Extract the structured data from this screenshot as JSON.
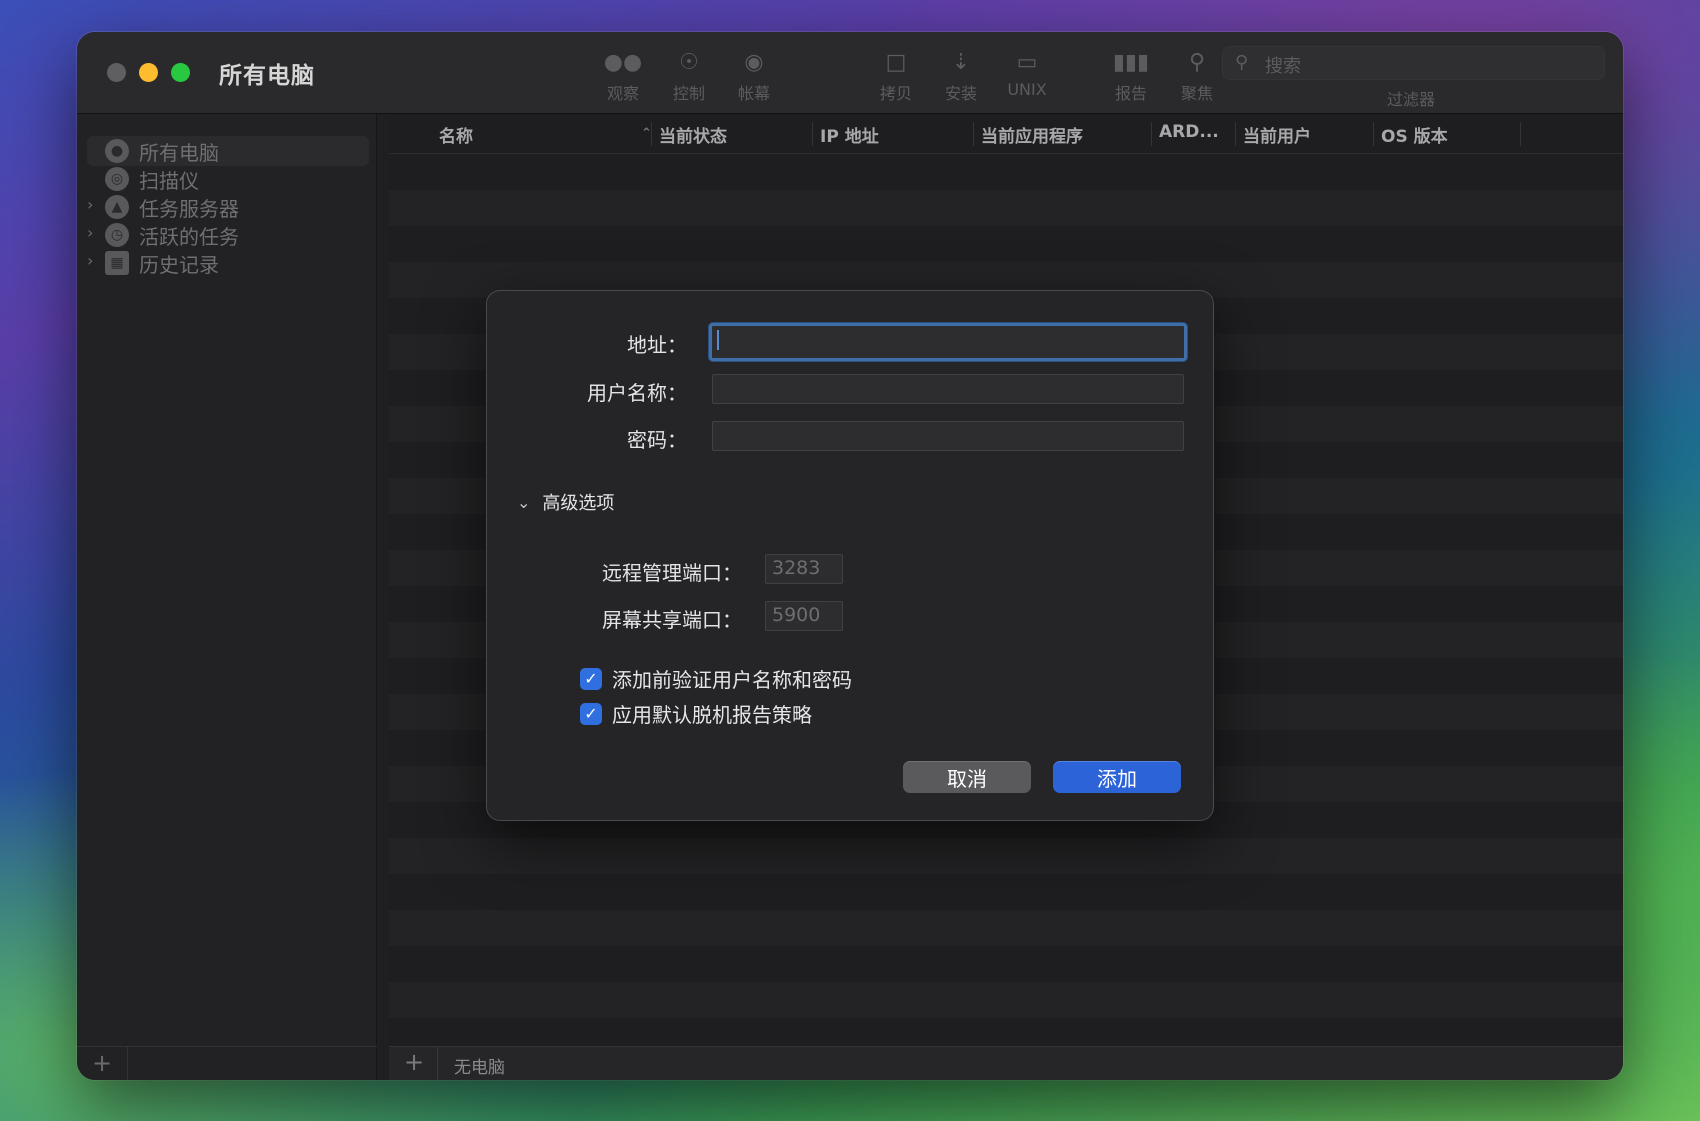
{
  "window": {
    "title": "所有电脑"
  },
  "toolbar": {
    "items": [
      {
        "label": "观察",
        "icon": "binoculars-icon"
      },
      {
        "label": "控制",
        "icon": "control-icon"
      },
      {
        "label": "帐幕",
        "icon": "eye-icon"
      },
      {
        "label": "拷贝",
        "icon": "copy-document-icon"
      },
      {
        "label": "安装",
        "icon": "install-icon"
      },
      {
        "label": "UNIX",
        "icon": "terminal-icon"
      },
      {
        "label": "报告",
        "icon": "chart-icon"
      },
      {
        "label": "聚焦",
        "icon": "magnifier-icon"
      }
    ],
    "search_placeholder": "搜索",
    "filter_label": "过滤器"
  },
  "sidebar": {
    "items": [
      {
        "label": "所有电脑",
        "icon": "computers-icon",
        "expandable": false
      },
      {
        "label": "扫描仪",
        "icon": "scanner-icon",
        "expandable": false
      },
      {
        "label": "任务服务器",
        "icon": "task-server-icon",
        "expandable": true
      },
      {
        "label": "活跃的任务",
        "icon": "clock-icon",
        "expandable": true
      },
      {
        "label": "历史记录",
        "icon": "calendar-icon",
        "expandable": true
      }
    ]
  },
  "table": {
    "columns": [
      "名称",
      "当前状态",
      "IP 地址",
      "当前应用程序",
      "ARD...",
      "当前用户",
      "OS 版本"
    ],
    "status": "无电脑"
  },
  "dialog": {
    "address_label": "地址：",
    "address_value": "",
    "username_label": "用户名称：",
    "username_value": "",
    "password_label": "密码：",
    "password_value": "",
    "advanced_label": "高级选项",
    "remote_port_label": "远程管理端口：",
    "remote_port_value": "3283",
    "screen_port_label": "屏幕共享端口：",
    "screen_port_value": "5900",
    "verify_label": "添加前验证用户名称和密码",
    "verify_checked": true,
    "offline_label": "应用默认脱机报告策略",
    "offline_checked": true,
    "cancel_label": "取消",
    "add_label": "添加"
  },
  "colors": {
    "accent": "#2c64d8",
    "focus_ring": "#3f6fa8"
  }
}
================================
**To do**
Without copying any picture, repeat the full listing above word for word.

**Completed exercise**
Extract the structured data from this screenshot as JSON.
{
  "window": {
    "title": "所有电脑"
  },
  "toolbar": {
    "items": [
      {
        "label": "观察",
        "icon": "binoculars-icon"
      },
      {
        "label": "控制",
        "icon": "control-icon"
      },
      {
        "label": "帐幕",
        "icon": "eye-icon"
      },
      {
        "label": "拷贝",
        "icon": "copy-document-icon"
      },
      {
        "label": "安装",
        "icon": "install-icon"
      },
      {
        "label": "UNIX",
        "icon": "terminal-icon"
      },
      {
        "label": "报告",
        "icon": "chart-icon"
      },
      {
        "label": "聚焦",
        "icon": "magnifier-icon"
      }
    ],
    "search_placeholder": "搜索",
    "filter_label": "过滤器"
  },
  "sidebar": {
    "items": [
      {
        "label": "所有电脑",
        "icon": "computers-icon",
        "expandable": false
      },
      {
        "label": "扫描仪",
        "icon": "scanner-icon",
        "expandable": false
      },
      {
        "label": "任务服务器",
        "icon": "task-server-icon",
        "expandable": true
      },
      {
        "label": "活跃的任务",
        "icon": "clock-icon",
        "expandable": true
      },
      {
        "label": "历史记录",
        "icon": "calendar-icon",
        "expandable": true
      }
    ]
  },
  "table": {
    "columns": [
      "名称",
      "当前状态",
      "IP 地址",
      "当前应用程序",
      "ARD...",
      "当前用户",
      "OS 版本"
    ],
    "status": "无电脑"
  },
  "dialog": {
    "address_label": "地址：",
    "address_value": "",
    "username_label": "用户名称：",
    "username_value": "",
    "password_label": "密码：",
    "password_value": "",
    "advanced_label": "高级选项",
    "remote_port_label": "远程管理端口：",
    "remote_port_value": "3283",
    "screen_port_label": "屏幕共享端口：",
    "screen_port_value": "5900",
    "verify_label": "添加前验证用户名称和密码",
    "verify_checked": true,
    "offline_label": "应用默认脱机报告策略",
    "offline_checked": true,
    "cancel_label": "取消",
    "add_label": "添加"
  },
  "colors": {
    "accent": "#2c64d8",
    "focus_ring": "#3f6fa8"
  }
}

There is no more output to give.